Bob Barr served four terms in Congress as a Republican before running for president on the Libertarian ticket in 2008. Barr was attempting Tuesday to return to Washington via the 11th District seat vacated by Rep. Phil Gingrey, who made an unsuccessful try for the U.S. Senate. Former State Sen. Barry Loudermilk, of Bartow County, waxed Barr on Tuesday.
Loudermilk won 66 percent of the vote in the district, including a 59-41 margin in Cobb County, and becomes our 11th District congressman, since no Democrat is on the November ballot.
Bill Byrne suffered a similar fate. Running for a seat on the Cobb County commission, the one-time chairman was defeated decisively by Bob Weatherford, a former Acworth alderman. Weatherford got 62 percent of the vote to Byrne’s 38 percent and will replace Commissioner Helen Goreham, who chose not to run for re-election.
In observing the aftermath of Tuesday night’s vote, former Cobb Republican Party chairman Anthony-Scott Hobbs posted on the Citizen Georgia website, “It’s nearly impossible for a former boxer to enter the ring and become champion again.
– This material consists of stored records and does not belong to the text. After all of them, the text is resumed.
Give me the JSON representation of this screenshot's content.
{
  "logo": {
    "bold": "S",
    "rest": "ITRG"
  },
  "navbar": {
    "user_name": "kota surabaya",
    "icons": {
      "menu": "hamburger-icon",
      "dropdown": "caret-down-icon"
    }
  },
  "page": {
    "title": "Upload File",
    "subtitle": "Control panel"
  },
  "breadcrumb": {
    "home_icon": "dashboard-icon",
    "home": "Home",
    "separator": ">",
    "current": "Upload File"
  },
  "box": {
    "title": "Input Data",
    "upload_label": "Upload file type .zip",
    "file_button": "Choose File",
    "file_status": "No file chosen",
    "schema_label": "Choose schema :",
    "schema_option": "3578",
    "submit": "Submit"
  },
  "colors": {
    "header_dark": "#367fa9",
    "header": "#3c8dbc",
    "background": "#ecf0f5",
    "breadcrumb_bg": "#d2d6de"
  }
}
Both Byrne and Barr have a voting record and pasts like boxers have weak left hooks, and when thrown poorly they get knocked out.”
As I read that, I thought of my dealings with Barr and Byrne during my tenure as a managing director of the 1996 Centennial Olympic Games, when both were at the peak of their power.
One of the issues that took much of my time was the infamous “Family Values Resolution,” a thinly-veiled anti-gay position that ended up costing Cobb County a preliminary volleyball venue and garnered worldwide criticism. The resolution was the brainchild of Commissioner Gordon Wysong, who achieved his dubious 15 minutes of fame and thankfully was soundly defeated in the 1998 elections by a guy named Sam Olens.
Trying to resolve that issue put me up-close-and-personal with Cobb Chairman Bill Byrne and Congressman Bob Barr, who represented Cobb County’s old 7th District. Neither was particularly thrilled to have the controversy swirling around and each publicly supported the resolution but privately both were willing to try to resolve the dispute in everyone’s best interest.
The same can’t be said for then-U.S. Speaker of the House Newton Leroy Gingrich, also of Cobb County, who ranted and raved and postured like a bantam rooster and sorely tempted me to cold-cock him one day when he publicly ridiculed me in front of a group of his fawning fanatics at a luncheon in Atlanta.
I am thankful I showed my much-admired and God-given restraint. Just think about how my obituary might have read. (“Dick Yarbrough, a former managing director of the 1996 Olympics died today. He is best known for having punched House Speaker Newton L. Gingrich’s lights out in front of a group of fawning fanatics. An autopsy revealed that Mr. Yarbrough didn’t like being publicly ridiculed, especially by a fat guy named ‘Leroy.’”)
Byrne took over management of the resolution from Wysong, who was in so far over his head he couldn’t see a gopher hole. My dealings with Byrne were testy on occasion, but always straight-forward. I didn’t always like what I heard but I knew he meant what he said. Byrne does a lot of things well, but playing word games isn’t one of them. And that has been to his political detriment.
Over the years, Byrne’s outspokenness has gotten him in political hot water and earned him his share of enemies. I am not one of them. That is remarkable considering the tense times we shared on opposite sides of a highly-emotional issue.
Barr is one of the most interesting and complex individuals with whom I have dealt over my long career. Here is a guy that while in Congress pushed through the Defense of Marriage Act, which defines marriage as a “legal union between one man and one woman.” When he ran for president in 2008, he vowed to repeal the act. He led an effort to impeach Bill Clinton, and then wrote a glowing letter endorsing Eric Holder as attorney general in the Obama Administration. He was considered right wing, yet worked with the American Civil Liberties Union after leaving Congress. What you saw with Bob Barr is not always what you got. Despite that, I found him a person with whom I could deal easily and honestly. I could trust his word.
Conventional wisdom says these two men have come to the end of their public careers. That may be so, but give them credit. Like them or not — and I do — they marched to their own political drums. I wish them both the best.
You can reach Dick Yarbrough at firstname.lastname@example.org; at P.O. Box 725373, Atlanta, Georgia 31139; online at dickyarbrough.com or on Facebook at www.facebook.com/dickyarb